This sort of collision avoidance system has the advantage of allowing any one node to use the entire network's capability if no one else is using it. It also requires no "setup"; anyone can be hooked up and start talking without any additional information like the frequency or time slot to use.
On the downside, if the network gets busy the number of collisions can rise dramatically to the point where every packet will collide. For ALOHAnet the maximum channel utilisation was around 18%, and any attempts to drive the network over this would simply increase collisions, and the overall data throughput would actually decrease, a phenomenon known as congestion collapse.
With Slotted Aloha, a centralised clock sent out small clock tick packets to the outlying stations. Outlying stations were only allowed to send their packets immediately after receiving a clock tick. If there is only one station with a packet to send, this guarantees that there will never be a collision for that packet. On the other hand if there are two stations with packets to send, this algorithm guarantees that there will be a collision, and the whole of the slot period up to the next clock tick is wasted. With some mathematics, it is possible to demonstrate that this protocol does improve the overall channel utilisation, by reducing the probability of collisions by a half.
The relatively low utilisation turns out to be a small price to pay given the advantages. A slight modification of this system for wired networks by Bob Metcalfe improved collision avoidance on busy networks, and this became the standard for Ethernet. Today the technique is known as CSMA/CD, carrier sense, multiple access, collision detection.
Collision detection mechanisms are much more difficult to implement in wireless systems when compared to wired/cabled systems, and Aloha did not even attempt to check for collisions. In a wired system, it is possible to abandon the transmission of colliding packets by first detecting the collision, and then notifying the senders. This is not generally a feasible option in wireless systems, and was not attempted in Aloha.
The ALOHAnet itself was run using 9600 baud radio modems across Hawaii. The system uses two 100 kHz "channels" (slices of frequency), one known as the broadcast channel at 413.475 MHz, and the other the random access channel at 407.350 MHz. The network was a star, with a single central computer (a HP 2100) at the university receiving all messages on the random access channel, and then re-broadcasting them to all of the nodes on the broadcast frequency. This setup reduced the number of collisions possible, there could be no collisions at all on the broadcast frequency, for what that was worth. Later upgrades added repeaters that also acted as hubs, greatly increasing the area and total capability of the network.

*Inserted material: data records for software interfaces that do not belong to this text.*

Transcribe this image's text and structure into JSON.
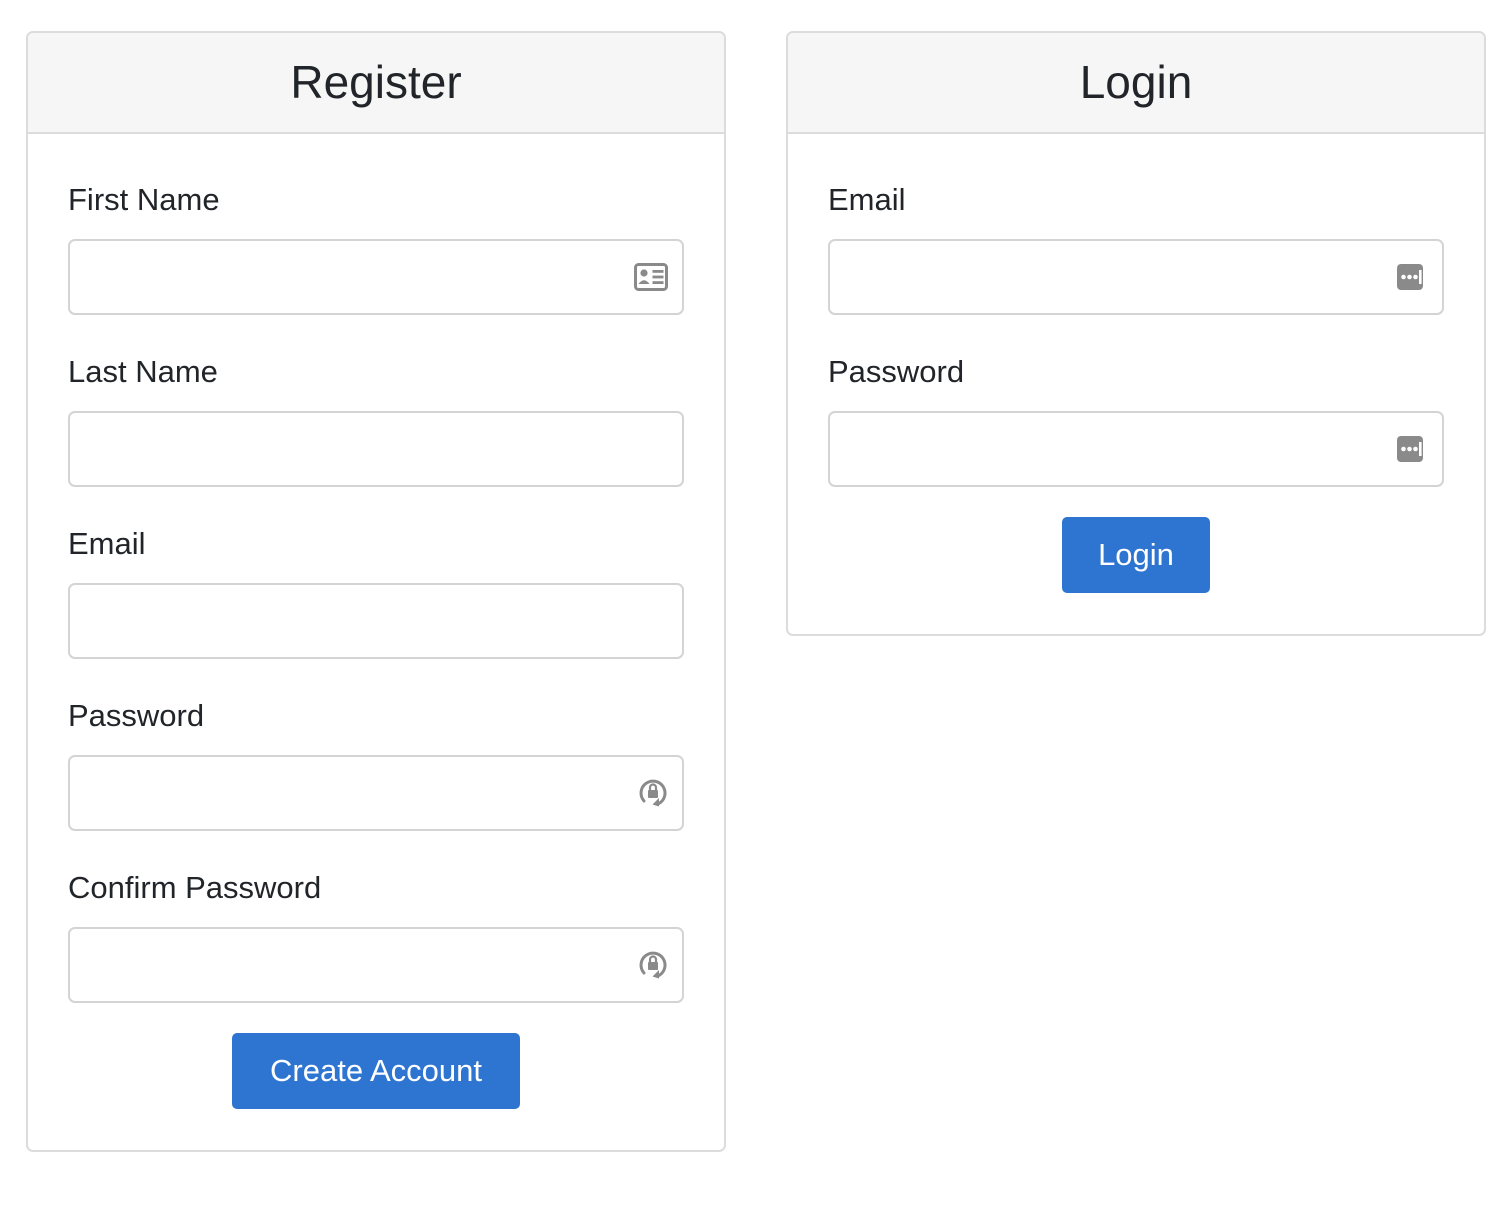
{
  "register": {
    "title": "Register",
    "fields": [
      {
        "label": "First Name",
        "value": "",
        "placeholder": "",
        "icon": "contact-card-icon"
      },
      {
        "label": "Last Name",
        "value": "",
        "placeholder": "",
        "icon": ""
      },
      {
        "label": "Email",
        "value": "",
        "placeholder": "",
        "icon": ""
      },
      {
        "label": "Password",
        "value": "",
        "placeholder": "",
        "icon": "password-generator-icon"
      },
      {
        "label": "Confirm Password",
        "value": "",
        "placeholder": "",
        "icon": "password-generator-icon"
      }
    ],
    "submit_label": "Create Account"
  },
  "login": {
    "title": "Login",
    "fields": [
      {
        "label": "Email",
        "value": "",
        "placeholder": "",
        "icon": "password-manager-icon"
      },
      {
        "label": "Password",
        "value": "",
        "placeholder": "",
        "icon": "password-manager-icon"
      }
    ],
    "submit_label": "Login"
  },
  "colors": {
    "primary": "#2e75d1",
    "card_header_bg": "#f6f6f7",
    "border": "#dcdcdc",
    "icon": "#8a8a8a"
  }
}
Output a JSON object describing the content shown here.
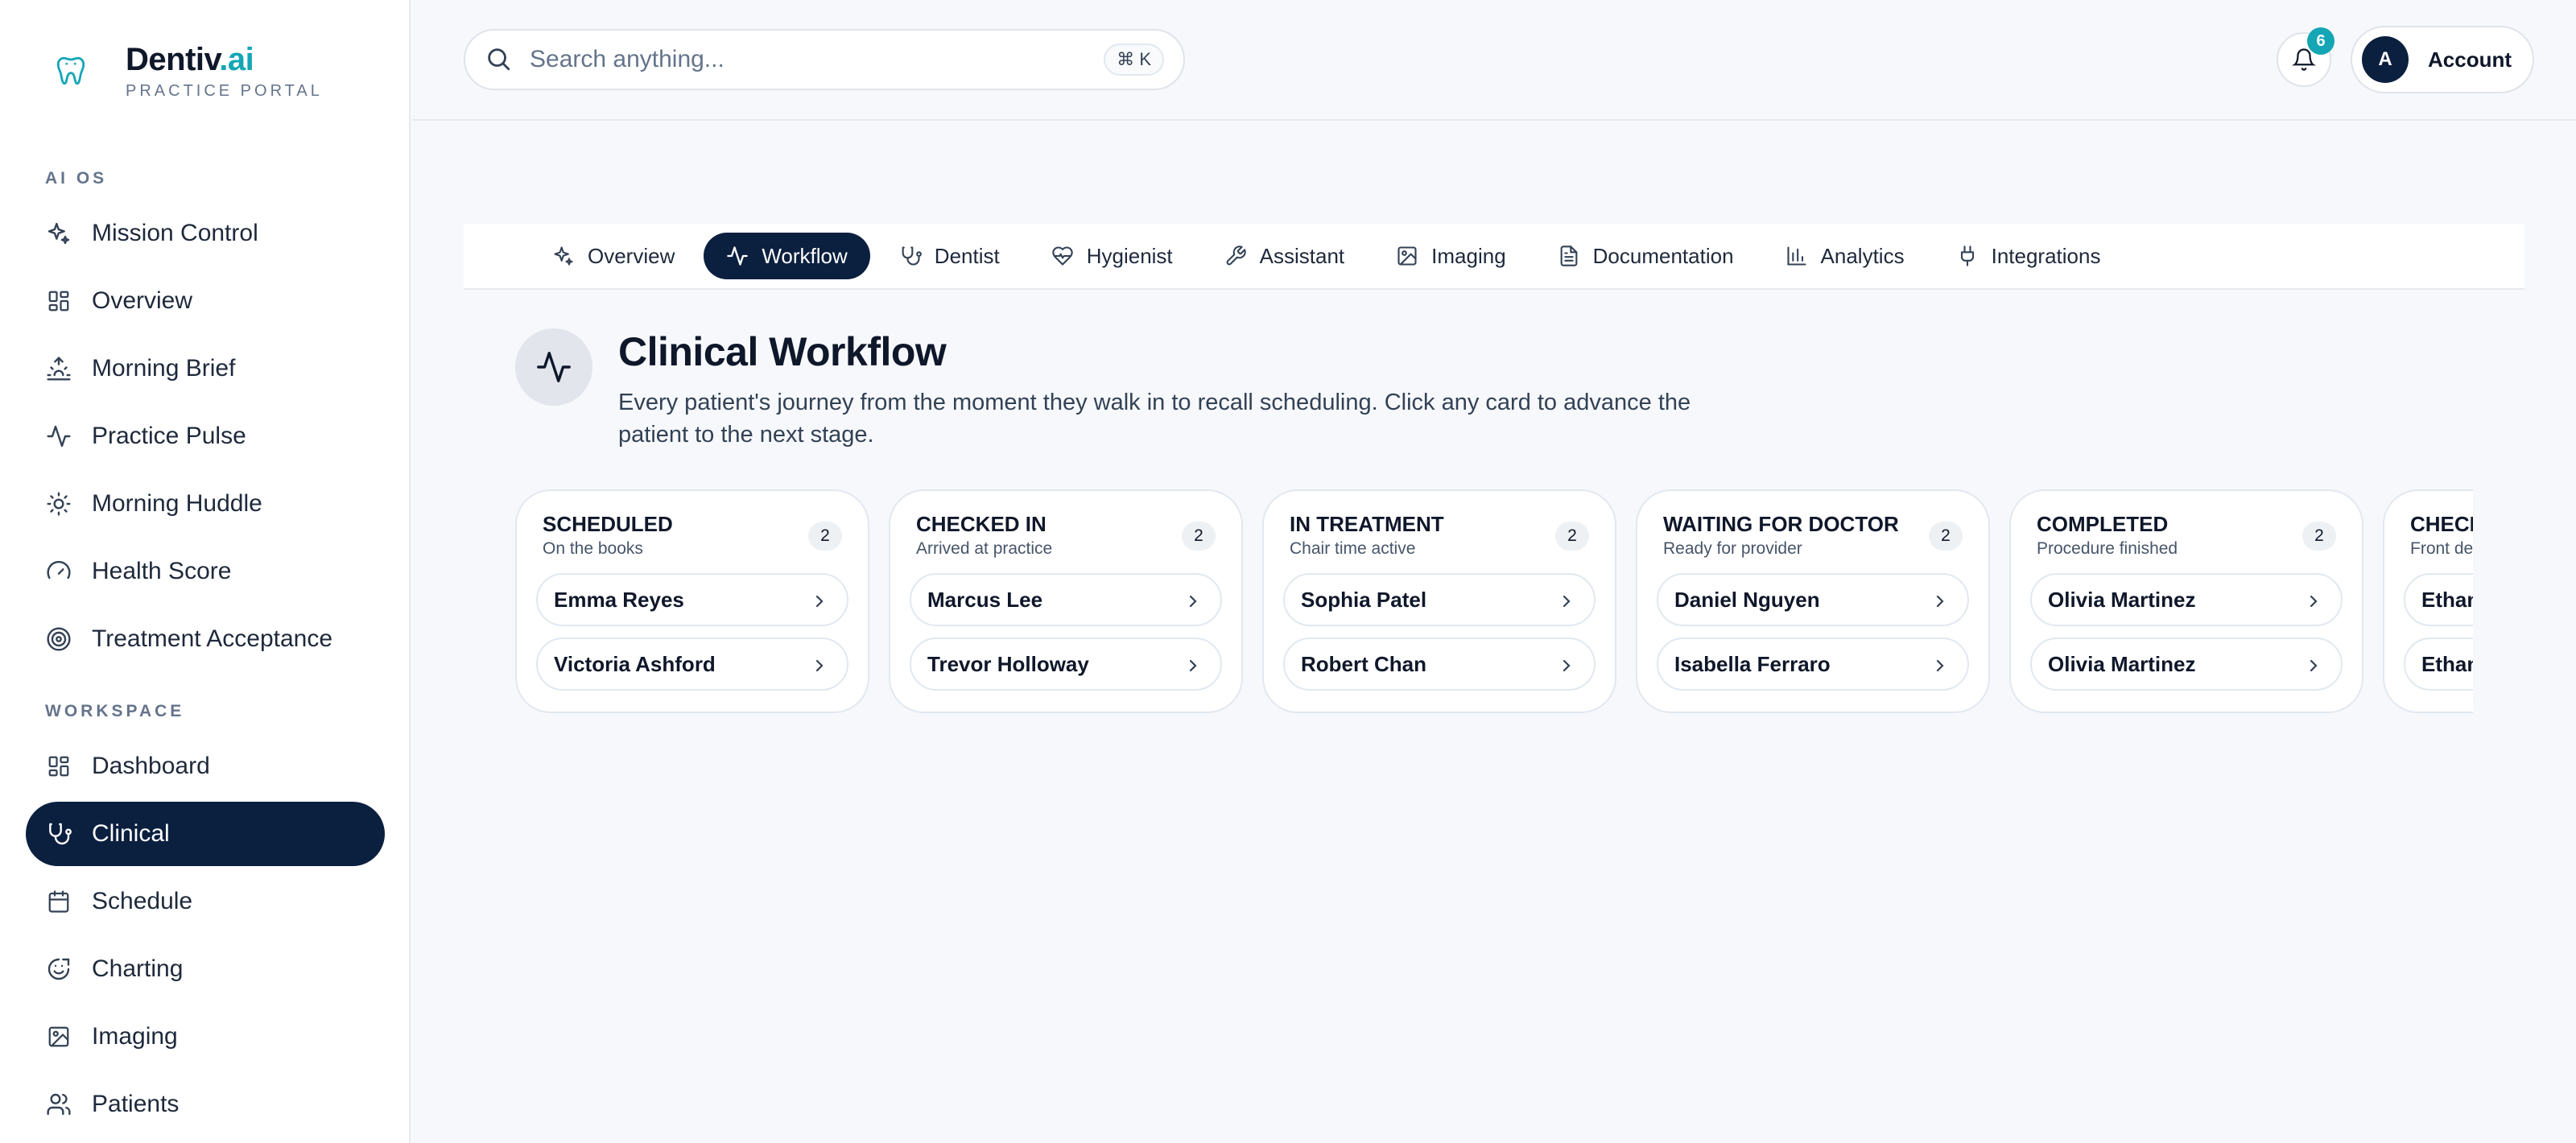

Send and receive packets were identical. The packet had a 32-bit header with a 16-bit parity check, followed by up to 80 bytes of data and another 16-bit parity check.
Historical details of the original wireless network are now rather difficult to come by. It is not clear whether Aloha used internet packets which were coming into use at the time, and simply framed them for the wireless hops, or whether it used its own frame format and routing to the internet was done by protocol conversion at the Oahu station. Also it is reasonably well documented that acknowledgements for incoming packets were by retransmitting the packets back to the outlying stations, but since the system was not fully symmetrical, were packets originating from Oahu also echoed back (unless they were acknowledgement packets)? Lastly, Metcalfe has commented that although the original Aloha and the later slotted Aloha had limited channel efficiency, it was possible to improve on this considerably once the system was deployed. There are few details of this, but they may have moved to something a bit closer to a reservation protocol.